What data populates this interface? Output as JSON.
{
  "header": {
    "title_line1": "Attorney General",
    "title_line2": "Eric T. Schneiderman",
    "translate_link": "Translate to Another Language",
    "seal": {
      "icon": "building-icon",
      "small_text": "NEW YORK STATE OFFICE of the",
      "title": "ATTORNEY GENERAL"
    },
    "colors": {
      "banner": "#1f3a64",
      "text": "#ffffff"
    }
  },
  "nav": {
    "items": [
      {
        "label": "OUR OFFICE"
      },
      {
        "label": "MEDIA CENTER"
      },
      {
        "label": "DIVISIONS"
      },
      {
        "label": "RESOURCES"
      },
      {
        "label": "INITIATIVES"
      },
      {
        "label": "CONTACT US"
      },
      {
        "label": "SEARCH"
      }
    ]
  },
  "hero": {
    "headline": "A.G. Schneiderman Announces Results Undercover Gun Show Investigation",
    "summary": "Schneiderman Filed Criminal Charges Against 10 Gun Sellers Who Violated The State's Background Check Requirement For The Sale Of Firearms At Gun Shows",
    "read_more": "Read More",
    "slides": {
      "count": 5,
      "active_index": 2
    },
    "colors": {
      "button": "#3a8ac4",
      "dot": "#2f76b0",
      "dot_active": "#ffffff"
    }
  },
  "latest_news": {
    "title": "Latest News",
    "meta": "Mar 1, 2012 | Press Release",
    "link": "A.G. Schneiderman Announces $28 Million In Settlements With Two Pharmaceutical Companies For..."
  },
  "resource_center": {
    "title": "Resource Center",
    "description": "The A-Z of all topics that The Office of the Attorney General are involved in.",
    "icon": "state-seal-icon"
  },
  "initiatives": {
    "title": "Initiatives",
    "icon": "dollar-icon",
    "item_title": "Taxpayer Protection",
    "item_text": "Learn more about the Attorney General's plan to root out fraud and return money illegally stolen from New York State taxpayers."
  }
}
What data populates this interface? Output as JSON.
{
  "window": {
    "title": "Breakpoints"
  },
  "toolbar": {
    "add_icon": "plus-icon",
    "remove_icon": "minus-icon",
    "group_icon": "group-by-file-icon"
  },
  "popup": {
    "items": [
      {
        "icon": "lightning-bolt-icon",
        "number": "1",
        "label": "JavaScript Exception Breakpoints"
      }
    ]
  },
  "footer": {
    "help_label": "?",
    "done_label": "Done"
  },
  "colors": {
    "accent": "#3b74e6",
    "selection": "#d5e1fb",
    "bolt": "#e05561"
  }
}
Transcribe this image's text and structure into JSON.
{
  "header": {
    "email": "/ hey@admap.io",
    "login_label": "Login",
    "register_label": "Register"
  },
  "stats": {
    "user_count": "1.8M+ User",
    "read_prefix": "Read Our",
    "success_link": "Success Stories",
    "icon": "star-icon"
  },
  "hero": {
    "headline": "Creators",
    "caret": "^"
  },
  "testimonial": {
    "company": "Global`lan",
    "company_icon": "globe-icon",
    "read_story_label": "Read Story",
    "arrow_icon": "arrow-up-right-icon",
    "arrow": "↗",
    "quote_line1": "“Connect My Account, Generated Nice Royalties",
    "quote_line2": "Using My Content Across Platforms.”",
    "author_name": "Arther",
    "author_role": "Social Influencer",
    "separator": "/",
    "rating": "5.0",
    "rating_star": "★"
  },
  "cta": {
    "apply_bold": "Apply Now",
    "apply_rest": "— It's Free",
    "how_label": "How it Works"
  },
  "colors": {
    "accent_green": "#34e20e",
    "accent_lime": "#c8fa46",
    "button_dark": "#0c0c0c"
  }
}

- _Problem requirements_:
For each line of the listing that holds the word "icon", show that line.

- _Output of the exercise_:
      "icon": "building-icon",
    "icon": "state-seal-icon"
    "icon": "dollar-icon",
    "add_icon": "plus-icon",
    "remove_icon": "minus-icon",
    "group_icon": "group-by-file-icon"
        "icon": "lightning-bolt-icon",
    "icon": "star-icon"
    "company_icon": "globe-icon",
    "arrow_icon": "arrow-up-right-icon",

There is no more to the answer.